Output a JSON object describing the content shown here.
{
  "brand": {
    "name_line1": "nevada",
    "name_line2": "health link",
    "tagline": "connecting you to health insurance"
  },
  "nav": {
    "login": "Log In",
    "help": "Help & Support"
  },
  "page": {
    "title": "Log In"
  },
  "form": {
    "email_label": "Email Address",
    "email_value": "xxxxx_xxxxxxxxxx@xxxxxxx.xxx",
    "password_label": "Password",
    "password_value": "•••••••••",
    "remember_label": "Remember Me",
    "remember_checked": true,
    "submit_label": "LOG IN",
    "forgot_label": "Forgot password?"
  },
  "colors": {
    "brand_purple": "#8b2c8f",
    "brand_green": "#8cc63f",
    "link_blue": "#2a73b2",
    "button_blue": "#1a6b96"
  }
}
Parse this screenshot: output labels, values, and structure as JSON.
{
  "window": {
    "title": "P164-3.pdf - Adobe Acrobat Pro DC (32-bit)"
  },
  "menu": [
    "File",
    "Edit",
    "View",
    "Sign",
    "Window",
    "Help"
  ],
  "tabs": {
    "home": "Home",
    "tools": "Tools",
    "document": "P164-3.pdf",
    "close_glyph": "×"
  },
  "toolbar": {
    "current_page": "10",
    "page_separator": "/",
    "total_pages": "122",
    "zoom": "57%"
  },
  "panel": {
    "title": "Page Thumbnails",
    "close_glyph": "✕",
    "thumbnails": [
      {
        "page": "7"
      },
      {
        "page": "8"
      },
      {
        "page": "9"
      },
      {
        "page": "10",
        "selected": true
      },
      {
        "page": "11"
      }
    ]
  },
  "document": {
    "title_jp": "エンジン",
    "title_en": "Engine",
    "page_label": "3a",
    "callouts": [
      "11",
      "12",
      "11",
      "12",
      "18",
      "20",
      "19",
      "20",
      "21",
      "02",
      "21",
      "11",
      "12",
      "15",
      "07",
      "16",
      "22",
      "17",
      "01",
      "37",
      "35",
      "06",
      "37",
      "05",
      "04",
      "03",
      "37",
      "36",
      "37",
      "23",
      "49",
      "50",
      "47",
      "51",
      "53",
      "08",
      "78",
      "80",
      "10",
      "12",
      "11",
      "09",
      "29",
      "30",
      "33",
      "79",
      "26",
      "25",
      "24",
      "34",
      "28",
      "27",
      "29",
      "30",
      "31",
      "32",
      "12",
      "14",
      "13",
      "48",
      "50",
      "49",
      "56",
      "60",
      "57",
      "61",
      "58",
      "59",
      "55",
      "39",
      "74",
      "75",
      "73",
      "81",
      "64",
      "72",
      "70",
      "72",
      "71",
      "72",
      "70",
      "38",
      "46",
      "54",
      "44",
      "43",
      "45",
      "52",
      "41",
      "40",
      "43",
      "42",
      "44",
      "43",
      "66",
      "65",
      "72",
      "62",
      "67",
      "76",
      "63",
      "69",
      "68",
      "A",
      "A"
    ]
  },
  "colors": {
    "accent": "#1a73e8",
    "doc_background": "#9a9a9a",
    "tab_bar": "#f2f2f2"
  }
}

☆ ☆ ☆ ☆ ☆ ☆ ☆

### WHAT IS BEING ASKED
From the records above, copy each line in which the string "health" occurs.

### RESULT FOR THIS TASK
    "name_line2": "health link",
    "tagline": "connecting you to health insurance"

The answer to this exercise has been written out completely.